Stored data -
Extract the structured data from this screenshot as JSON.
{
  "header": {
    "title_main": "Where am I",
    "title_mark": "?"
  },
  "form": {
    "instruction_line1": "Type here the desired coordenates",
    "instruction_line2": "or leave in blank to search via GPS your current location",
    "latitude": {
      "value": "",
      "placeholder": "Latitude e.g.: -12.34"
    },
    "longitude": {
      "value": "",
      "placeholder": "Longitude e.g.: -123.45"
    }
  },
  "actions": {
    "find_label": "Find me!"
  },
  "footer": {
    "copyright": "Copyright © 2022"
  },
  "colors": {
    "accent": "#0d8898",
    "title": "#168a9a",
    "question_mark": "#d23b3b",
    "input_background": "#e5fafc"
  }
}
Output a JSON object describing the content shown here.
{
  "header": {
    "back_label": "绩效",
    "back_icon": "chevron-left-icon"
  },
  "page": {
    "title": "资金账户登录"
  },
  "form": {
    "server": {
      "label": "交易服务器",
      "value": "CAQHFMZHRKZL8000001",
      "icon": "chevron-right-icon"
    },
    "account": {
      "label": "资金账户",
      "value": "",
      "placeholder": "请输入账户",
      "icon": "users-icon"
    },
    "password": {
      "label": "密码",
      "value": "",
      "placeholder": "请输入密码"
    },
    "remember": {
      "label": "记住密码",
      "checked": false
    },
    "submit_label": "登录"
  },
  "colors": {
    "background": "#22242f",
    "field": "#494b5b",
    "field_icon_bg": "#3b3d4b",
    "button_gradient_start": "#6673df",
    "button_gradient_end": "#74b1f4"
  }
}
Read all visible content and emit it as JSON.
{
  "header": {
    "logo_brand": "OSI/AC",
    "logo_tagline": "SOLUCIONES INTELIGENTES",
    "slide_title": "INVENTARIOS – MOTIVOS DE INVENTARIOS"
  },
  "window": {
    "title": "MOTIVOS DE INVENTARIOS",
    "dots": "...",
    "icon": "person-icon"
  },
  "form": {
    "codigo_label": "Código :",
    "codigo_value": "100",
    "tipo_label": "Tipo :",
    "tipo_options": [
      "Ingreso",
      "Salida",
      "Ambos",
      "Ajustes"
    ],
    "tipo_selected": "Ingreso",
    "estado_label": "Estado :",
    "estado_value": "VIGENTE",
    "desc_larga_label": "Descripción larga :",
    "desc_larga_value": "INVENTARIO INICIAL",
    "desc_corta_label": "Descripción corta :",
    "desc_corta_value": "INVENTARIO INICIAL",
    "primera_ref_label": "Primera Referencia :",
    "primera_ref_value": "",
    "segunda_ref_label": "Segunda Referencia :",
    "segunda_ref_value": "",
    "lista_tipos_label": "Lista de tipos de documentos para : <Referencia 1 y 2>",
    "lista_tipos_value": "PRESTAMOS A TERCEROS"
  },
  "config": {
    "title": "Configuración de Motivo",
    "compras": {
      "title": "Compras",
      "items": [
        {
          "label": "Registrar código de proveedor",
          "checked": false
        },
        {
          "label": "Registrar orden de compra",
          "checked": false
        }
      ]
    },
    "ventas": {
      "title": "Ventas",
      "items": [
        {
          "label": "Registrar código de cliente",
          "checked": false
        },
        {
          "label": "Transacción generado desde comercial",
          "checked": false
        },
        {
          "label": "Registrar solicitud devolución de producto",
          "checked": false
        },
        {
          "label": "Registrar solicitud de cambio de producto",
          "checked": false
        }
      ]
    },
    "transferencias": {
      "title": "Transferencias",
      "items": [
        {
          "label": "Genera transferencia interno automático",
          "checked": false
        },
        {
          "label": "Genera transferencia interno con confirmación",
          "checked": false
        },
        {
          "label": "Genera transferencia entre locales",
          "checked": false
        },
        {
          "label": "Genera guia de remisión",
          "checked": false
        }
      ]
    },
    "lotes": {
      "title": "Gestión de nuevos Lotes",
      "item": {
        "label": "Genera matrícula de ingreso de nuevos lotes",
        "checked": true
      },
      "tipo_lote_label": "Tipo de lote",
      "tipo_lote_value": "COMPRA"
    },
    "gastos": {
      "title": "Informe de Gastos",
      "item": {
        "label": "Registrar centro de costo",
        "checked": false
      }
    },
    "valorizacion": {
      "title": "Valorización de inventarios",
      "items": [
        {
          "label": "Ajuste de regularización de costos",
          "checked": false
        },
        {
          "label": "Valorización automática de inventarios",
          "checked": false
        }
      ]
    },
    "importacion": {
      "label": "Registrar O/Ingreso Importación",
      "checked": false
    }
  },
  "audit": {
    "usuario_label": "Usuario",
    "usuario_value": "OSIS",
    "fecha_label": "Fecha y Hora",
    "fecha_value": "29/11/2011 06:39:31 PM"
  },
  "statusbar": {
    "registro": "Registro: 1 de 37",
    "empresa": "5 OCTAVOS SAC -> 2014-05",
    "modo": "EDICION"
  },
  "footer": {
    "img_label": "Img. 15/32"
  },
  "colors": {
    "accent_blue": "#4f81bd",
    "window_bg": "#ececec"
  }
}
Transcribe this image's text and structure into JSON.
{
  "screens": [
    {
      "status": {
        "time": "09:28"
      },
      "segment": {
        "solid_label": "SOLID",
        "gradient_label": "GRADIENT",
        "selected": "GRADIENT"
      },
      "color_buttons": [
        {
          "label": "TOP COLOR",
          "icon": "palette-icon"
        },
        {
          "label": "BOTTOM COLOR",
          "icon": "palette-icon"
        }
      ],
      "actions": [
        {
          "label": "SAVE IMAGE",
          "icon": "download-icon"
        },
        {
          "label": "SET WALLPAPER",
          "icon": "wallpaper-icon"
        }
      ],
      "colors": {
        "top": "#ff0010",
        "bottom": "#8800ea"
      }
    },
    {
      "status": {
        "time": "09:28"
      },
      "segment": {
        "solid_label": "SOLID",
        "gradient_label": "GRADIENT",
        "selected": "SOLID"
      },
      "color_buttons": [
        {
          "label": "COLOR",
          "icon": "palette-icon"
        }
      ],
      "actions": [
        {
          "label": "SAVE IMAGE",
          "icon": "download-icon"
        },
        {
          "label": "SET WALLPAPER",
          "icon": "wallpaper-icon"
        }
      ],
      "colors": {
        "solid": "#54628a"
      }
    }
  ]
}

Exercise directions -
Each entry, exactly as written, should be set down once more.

Answer space -
Extract the structured data from this screenshot as JSON.
{
  "header": {
    "title_main": "Where am I",
    "title_mark": "?"
  },
  "form": {
    "instruction_line1": "Type here the desired coordenates",
    "instruction_line2": "or leave in blank to search via GPS your current location",
    "latitude": {
      "value": "",
      "placeholder": "Latitude e.g.: -12.34"
    },
    "longitude": {
      "value": "",
      "placeholder": "Longitude e.g.: -123.45"
    }
  },
  "actions": {
    "find_label": "Find me!"
  },
  "footer": {
    "copyright": "Copyright © 2022"
  },
  "colors": {
    "accent": "#0d8898",
    "title": "#168a9a",
    "question_mark": "#d23b3b",
    "input_background": "#e5fafc"
  }
}
Output a JSON object describing the content shown here.
{
  "header": {
    "back_label": "绩效",
    "back_icon": "chevron-left-icon"
  },
  "page": {
    "title": "资金账户登录"
  },
  "form": {
    "server": {
      "label": "交易服务器",
      "value": "CAQHFMZHRKZL8000001",
      "icon": "chevron-right-icon"
    },
    "account": {
      "label": "资金账户",
      "value": "",
      "placeholder": "请输入账户",
      "icon": "users-icon"
    },
    "password": {
      "label": "密码",
      "value": "",
      "placeholder": "请输入密码"
    },
    "remember": {
      "label": "记住密码",
      "checked": false
    },
    "submit_label": "登录"
  },
  "colors": {
    "background": "#22242f",
    "field": "#494b5b",
    "field_icon_bg": "#3b3d4b",
    "button_gradient_start": "#6673df",
    "button_gradient_end": "#74b1f4"
  }
}
Read all visible content and emit it as JSON.
{
  "header": {
    "logo_brand": "OSI/AC",
    "logo_tagline": "SOLUCIONES INTELIGENTES",
    "slide_title": "INVENTARIOS – MOTIVOS DE INVENTARIOS"
  },
  "window": {
    "title": "MOTIVOS DE INVENTARIOS",
    "dots": "...",
    "icon": "person-icon"
  },
  "form": {
    "codigo_label": "Código :",
    "codigo_value": "100",
    "tipo_label": "Tipo :",
    "tipo_options": [
      "Ingreso",
      "Salida",
      "Ambos",
      "Ajustes"
    ],
    "tipo_selected": "Ingreso",
    "estado_label": "Estado :",
    "estado_value": "VIGENTE",
    "desc_larga_label": "Descripción larga :",
    "desc_larga_value": "INVENTARIO INICIAL",
    "desc_corta_label": "Descripción corta :",
    "desc_corta_value": "INVENTARIO INICIAL",
    "primera_ref_label": "Primera Referencia :",
    "primera_ref_value": "",
    "segunda_ref_label": "Segunda Referencia :",
    "segunda_ref_value": "",
    "lista_tipos_label": "Lista de tipos de documentos para : <Referencia 1 y 2>",
    "lista_tipos_value": "PRESTAMOS A TERCEROS"
  },
  "config": {
    "title": "Configuración de Motivo",
    "compras": {
      "title": "Compras",
      "items": [
        {
          "label": "Registrar código de proveedor",
          "checked": false
        },
        {
          "label": "Registrar orden de compra",
          "checked": false
        }
      ]
    },
    "ventas": {
      "title": "Ventas",
      "items": [
        {
          "label": "Registrar código de cliente",
          "checked": false
        },
        {
          "label": "Transacción generado desde comercial",
          "checked": false
        },
        {
          "label": "Registrar solicitud devolución de producto",
          "checked": false
        },
        {
          "label": "Registrar solicitud de cambio de producto",
          "checked": false
        }
      ]
    },
    "transferencias": {
      "title": "Transferencias",
      "items": [
        {
          "label": "Genera transferencia interno automático",
          "checked": false
        },
        {
          "label": "Genera transferencia interno con confirmación",
          "checked": false
        },
        {
          "label": "Genera transferencia entre locales",
          "checked": false
        },
        {
          "label": "Genera guia de remisión",
          "checked": false
        }
      ]
    },
    "lotes": {
      "title": "Gestión de nuevos Lotes",
      "item": {
        "label": "Genera matrícula de ingreso de nuevos lotes",
        "checked": true
      },
      "tipo_lote_label": "Tipo de lote",
      "tipo_lote_value": "COMPRA"
    },
    "gastos": {
      "title": "Informe de Gastos",
      "item": {
        "label": "Registrar centro de costo",
        "checked": false
      }
    },
    "valorizacion": {
      "title": "Valorización de inventarios",
      "items": [
        {
          "label": "Ajuste de regularización de costos",
          "checked": false
        },
        {
          "label": "Valorización automática de inventarios",
          "checked": false
        }
      ]
    },
    "importacion": {
      "label": "Registrar O/Ingreso Importación",
      "checked": false
    }
  },
  "audit": {
    "usuario_label": "Usuario",
    "usuario_value": "OSIS",
    "fecha_label": "Fecha y Hora",
    "fecha_value": "29/11/2011 06:39:31 PM"
  },
  "statusbar": {
    "registro": "Registro: 1 de 37",
    "empresa": "5 OCTAVOS SAC -> 2014-05",
    "modo": "EDICION"
  },
  "footer": {
    "img_label": "Img. 15/32"
  },
  "colors": {
    "accent_blue": "#4f81bd",
    "window_bg": "#ececec"
  }
}
Transcribe this image's text and structure into JSON.
{
  "screens": [
    {
      "status": {
        "time": "09:28"
      },
      "segment": {
        "solid_label": "SOLID",
        "gradient_label": "GRADIENT",
        "selected": "GRADIENT"
      },
      "color_buttons": [
        {
          "label": "TOP COLOR",
          "icon": "palette-icon"
        },
        {
          "label": "BOTTOM COLOR",
          "icon": "palette-icon"
        }
      ],
      "actions": [
        {
          "label": "SAVE IMAGE",
          "icon": "download-icon"
        },
        {
          "label": "SET WALLPAPER",
          "icon": "wallpaper-icon"
        }
      ],
      "colors": {
        "top": "#ff0010",
        "bottom": "#8800ea"
      }
    },
    {
      "status": {
        "time": "09:28"
      },
      "segment": {
        "solid_label": "SOLID",
        "gradient_label": "GRADIENT",
        "selected": "SOLID"
      },
      "color_buttons": [
        {
          "label": "COLOR",
          "icon": "palette-icon"
        }
      ],
      "actions": [
        {
          "label": "SAVE IMAGE",
          "icon": "download-icon"
        },
        {
          "label": "SET WALLPAPER",
          "icon": "wallpaper-icon"
        }
      ],
      "colors": {
        "solid": "#54628a"
      }
    }
  ]
}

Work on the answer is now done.